WHAT THE EXERCISE ASKS:
Once the pictures are set aside, repeat all of the data below exactly.

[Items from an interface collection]
Start of Block

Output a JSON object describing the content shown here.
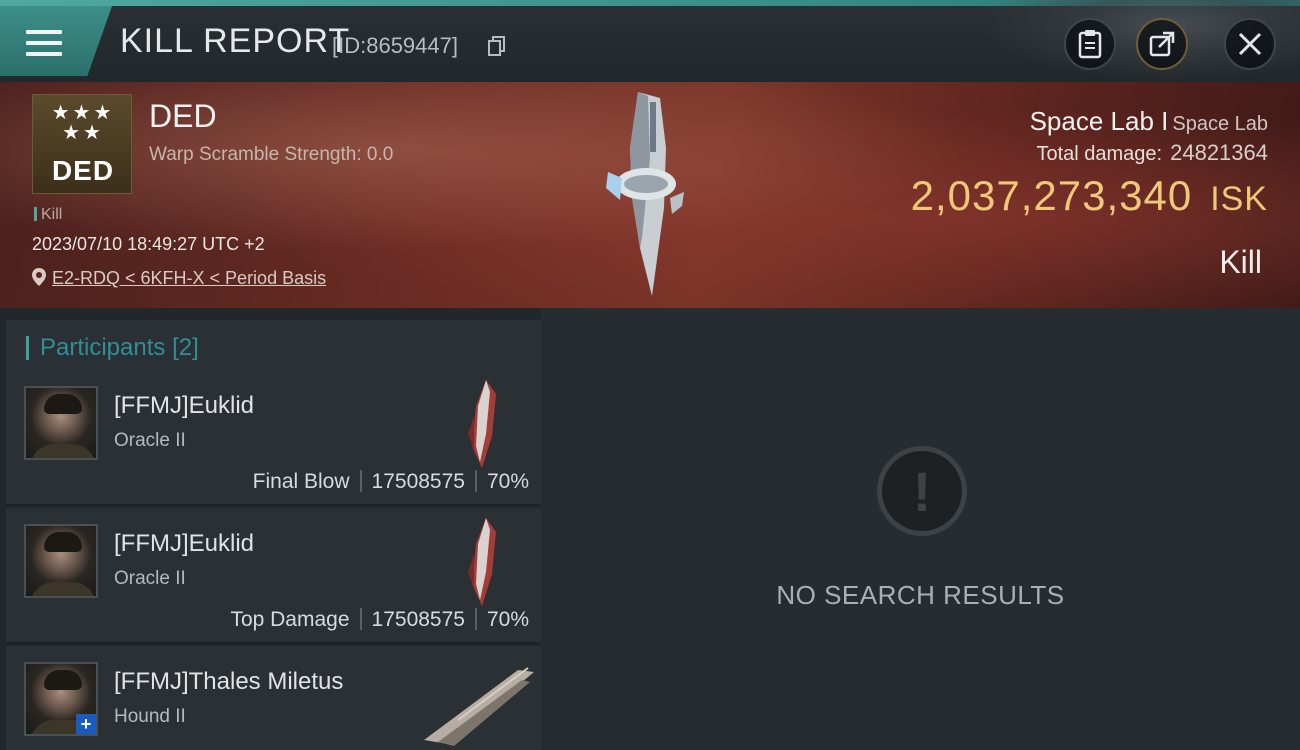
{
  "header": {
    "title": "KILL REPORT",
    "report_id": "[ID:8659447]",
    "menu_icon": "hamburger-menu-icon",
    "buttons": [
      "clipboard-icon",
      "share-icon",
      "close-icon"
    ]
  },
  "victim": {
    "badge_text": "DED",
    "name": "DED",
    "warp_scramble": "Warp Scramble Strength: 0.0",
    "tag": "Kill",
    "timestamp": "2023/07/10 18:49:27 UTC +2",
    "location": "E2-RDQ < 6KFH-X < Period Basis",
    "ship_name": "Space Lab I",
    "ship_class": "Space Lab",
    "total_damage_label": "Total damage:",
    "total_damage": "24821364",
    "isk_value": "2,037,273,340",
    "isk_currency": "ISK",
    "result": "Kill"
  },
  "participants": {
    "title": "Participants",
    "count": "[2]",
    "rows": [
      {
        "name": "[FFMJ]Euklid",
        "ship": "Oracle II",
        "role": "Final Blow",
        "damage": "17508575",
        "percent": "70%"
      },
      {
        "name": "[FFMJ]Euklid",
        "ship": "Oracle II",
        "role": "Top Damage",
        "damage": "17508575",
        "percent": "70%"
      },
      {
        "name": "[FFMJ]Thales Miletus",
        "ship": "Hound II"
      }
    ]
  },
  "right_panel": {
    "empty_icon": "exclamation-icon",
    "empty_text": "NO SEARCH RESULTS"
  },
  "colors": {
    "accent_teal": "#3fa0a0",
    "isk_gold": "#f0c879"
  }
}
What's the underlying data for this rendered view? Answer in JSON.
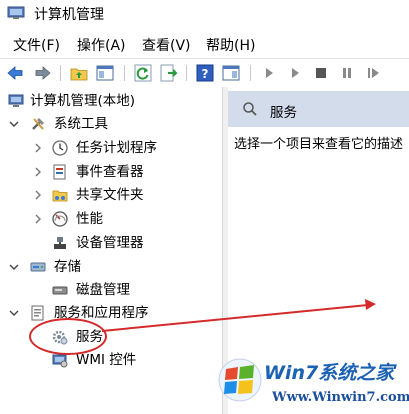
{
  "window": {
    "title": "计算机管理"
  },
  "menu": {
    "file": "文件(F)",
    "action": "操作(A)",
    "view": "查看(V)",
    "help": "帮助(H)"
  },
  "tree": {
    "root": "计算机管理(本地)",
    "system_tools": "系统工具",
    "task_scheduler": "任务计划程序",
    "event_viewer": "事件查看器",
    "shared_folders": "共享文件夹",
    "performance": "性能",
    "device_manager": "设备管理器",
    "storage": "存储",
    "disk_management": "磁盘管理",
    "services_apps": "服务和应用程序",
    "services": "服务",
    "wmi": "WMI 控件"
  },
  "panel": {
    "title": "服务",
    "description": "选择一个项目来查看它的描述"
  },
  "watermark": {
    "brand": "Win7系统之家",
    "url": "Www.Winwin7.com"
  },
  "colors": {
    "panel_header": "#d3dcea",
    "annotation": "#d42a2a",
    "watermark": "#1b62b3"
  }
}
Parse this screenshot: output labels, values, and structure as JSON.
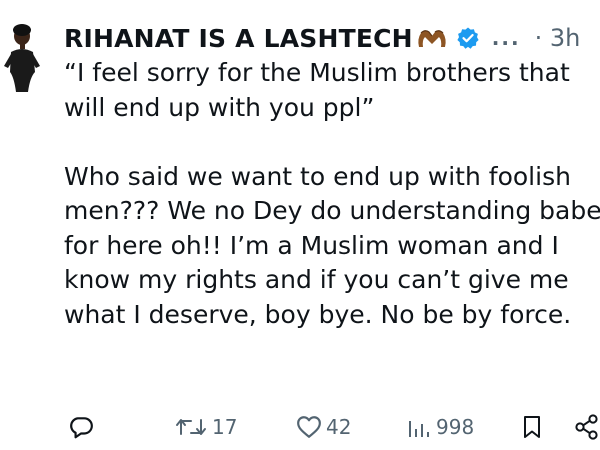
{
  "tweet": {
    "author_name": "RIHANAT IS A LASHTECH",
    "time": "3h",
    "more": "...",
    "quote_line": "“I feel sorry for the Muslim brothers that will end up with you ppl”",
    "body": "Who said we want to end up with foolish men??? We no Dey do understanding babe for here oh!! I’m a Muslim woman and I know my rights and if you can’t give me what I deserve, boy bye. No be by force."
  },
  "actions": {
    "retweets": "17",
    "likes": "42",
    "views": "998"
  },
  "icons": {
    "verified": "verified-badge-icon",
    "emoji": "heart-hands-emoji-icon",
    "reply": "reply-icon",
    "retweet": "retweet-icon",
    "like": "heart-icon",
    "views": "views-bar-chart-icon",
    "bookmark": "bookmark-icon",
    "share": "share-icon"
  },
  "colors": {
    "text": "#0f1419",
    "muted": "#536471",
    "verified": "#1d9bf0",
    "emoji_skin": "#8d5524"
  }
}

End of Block

ANSWER SECTION:
Output a JSON object describing the content shown here.
{
  "header": {
    "title": "KILL REPORT",
    "report_id": "[ID:8659447]",
    "menu_icon": "hamburger-menu-icon",
    "buttons": [
      "clipboard-icon",
      "share-icon",
      "close-icon"
    ]
  },
  "victim": {
    "badge_text": "DED",
    "name": "DED",
    "warp_scramble": "Warp Scramble Strength: 0.0",
    "tag": "Kill",
    "timestamp": "2023/07/10 18:49:27 UTC +2",
    "location": "E2-RDQ < 6KFH-X < Period Basis",
    "ship_name": "Space Lab I",
    "ship_class": "Space Lab",
    "total_damage_label": "Total damage:",
    "total_damage": "24821364",
    "isk_value": "2,037,273,340",
    "isk_currency": "ISK",
    "result": "Kill"
  },
  "participants": {
    "title": "Participants",
    "count": "[2]",
    "rows": [
      {
        "name": "[FFMJ]Euklid",
        "ship": "Oracle II",
        "role": "Final Blow",
        "damage": "17508575",
        "percent": "70%"
      },
      {
        "name": "[FFMJ]Euklid",
        "ship": "Oracle II",
        "role": "Top Damage",
        "damage": "17508575",
        "percent": "70%"
      },
      {
        "name": "[FFMJ]Thales Miletus",
        "ship": "Hound II"
      }
    ]
  },
  "right_panel": {
    "empty_icon": "exclamation-icon",
    "empty_text": "NO SEARCH RESULTS"
  },
  "colors": {
    "accent_teal": "#3fa0a0",
    "isk_gold": "#f0c879"
  }
}
What's the underlying data for this rendered view? Answer in JSON.
{
  "window": {
    "title": "计算机管理"
  },
  "menu": {
    "file": "文件(F)",
    "action": "操作(A)",
    "view": "查看(V)",
    "help": "帮助(H)"
  },
  "tree": {
    "root": "计算机管理(本地)",
    "system_tools": "系统工具",
    "task_scheduler": "任务计划程序",
    "event_viewer": "事件查看器",
    "shared_folders": "共享文件夹",
    "performance": "性能",
    "device_manager": "设备管理器",
    "storage": "存储",
    "disk_management": "磁盘管理",
    "services_apps": "服务和应用程序",
    "services": "服务",
    "wmi": "WMI 控件"
  },
  "panel": {
    "title": "服务",
    "description": "选择一个项目来查看它的描述"
  },
  "watermark": {
    "brand": "Win7系统之家",
    "url": "Www.Winwin7.com"
  },
  "colors": {
    "panel_header": "#d3dcea",
    "annotation": "#d42a2a",
    "watermark": "#1b62b3"
  }
}
Parse this screenshot: output labels, values, and structure as JSON.
{
  "tweet": {
    "author_name": "RIHANAT IS A LASHTECH",
    "time": "3h",
    "more": "...",
    "quote_line": "“I feel sorry for the Muslim brothers that will end up with you ppl”",
    "body": "Who said we want to end up with foolish men??? We no Dey do understanding babe for here oh!! I’m a Muslim woman and I know my rights and if you can’t give me what I deserve, boy bye. No be by force."
  },
  "actions": {
    "retweets": "17",
    "likes": "42",
    "views": "998"
  },
  "icons": {
    "verified": "verified-badge-icon",
    "emoji": "heart-hands-emoji-icon",
    "reply": "reply-icon",
    "retweet": "retweet-icon",
    "like": "heart-icon",
    "views": "views-bar-chart-icon",
    "bookmark": "bookmark-icon",
    "share": "share-icon"
  },
  "colors": {
    "text": "#0f1419",
    "muted": "#536471",
    "verified": "#1d9bf0",
    "emoji_skin": "#8d5524"
  }
}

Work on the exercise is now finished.